> [PROMPT]
Nothing in the records may be left out; restate them word for word.

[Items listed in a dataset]
:::
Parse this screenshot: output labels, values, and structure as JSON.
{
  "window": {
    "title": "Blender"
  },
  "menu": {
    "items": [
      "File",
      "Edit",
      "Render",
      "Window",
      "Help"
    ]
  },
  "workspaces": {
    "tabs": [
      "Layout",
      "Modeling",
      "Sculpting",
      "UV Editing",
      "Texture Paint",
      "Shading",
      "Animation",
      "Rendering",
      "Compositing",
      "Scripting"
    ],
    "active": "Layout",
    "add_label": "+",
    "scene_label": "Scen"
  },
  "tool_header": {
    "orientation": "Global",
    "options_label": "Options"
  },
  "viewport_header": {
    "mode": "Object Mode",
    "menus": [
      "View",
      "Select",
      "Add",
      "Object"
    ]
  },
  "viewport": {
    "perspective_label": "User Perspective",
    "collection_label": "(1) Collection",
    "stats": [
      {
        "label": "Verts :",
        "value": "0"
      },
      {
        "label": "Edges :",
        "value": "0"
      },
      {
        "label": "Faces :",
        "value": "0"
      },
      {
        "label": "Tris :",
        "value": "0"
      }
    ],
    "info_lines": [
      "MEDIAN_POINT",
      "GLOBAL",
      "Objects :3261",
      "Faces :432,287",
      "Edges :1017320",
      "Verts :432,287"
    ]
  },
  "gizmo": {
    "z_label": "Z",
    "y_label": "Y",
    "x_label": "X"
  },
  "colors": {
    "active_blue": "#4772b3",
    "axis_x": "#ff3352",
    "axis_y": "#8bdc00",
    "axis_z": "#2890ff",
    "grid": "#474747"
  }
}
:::
> [TASK RESPONSE]
Parse this screenshot: output labels, values, and structure as JSON.
{
  "window": {
    "title": "Blender"
  },
  "menu": {
    "items": [
      "File",
      "Edit",
      "Render",
      "Window",
      "Help"
    ]
  },
  "workspaces": {
    "tabs": [
      "Layout",
      "Modeling",
      "Sculpting",
      "UV Editing",
      "Texture Paint",
      "Shading",
      "Animation",
      "Rendering",
      "Compositing",
      "Scripting"
    ],
    "active": "Layout",
    "add_label": "+",
    "scene_label": "Scen"
  },
  "tool_header": {
    "orientation": "Global",
    "options_label": "Options"
  },
  "viewport_header": {
    "mode": "Object Mode",
    "menus": [
      "View",
      "Select",
      "Add",
      "Object"
    ]
  },
  "viewport": {
    "perspective_label": "User Perspective",
    "collection_label": "(1) Collection",
    "stats": [
      {
        "label": "Verts :",
        "value": "0"
      },
      {
        "label": "Edges :",
        "value": "0"
      },
      {
        "label": "Faces :",
        "value": "0"
      },
      {
        "label": "Tris :",
        "value": "0"
      }
    ],
    "info_lines": [
      "MEDIAN_POINT",
      "GLOBAL",
      "Objects :3261",
      "Faces :432,287",
      "Edges :1017320",
      "Verts :432,287"
    ]
  },
  "gizmo": {
    "z_label": "Z",
    "y_label": "Y",
    "x_label": "X"
  },
  "colors": {
    "active_blue": "#4772b3",
    "axis_x": "#ff3352",
    "axis_y": "#8bdc00",
    "axis_z": "#2890ff",
    "grid": "#474747"
  }
}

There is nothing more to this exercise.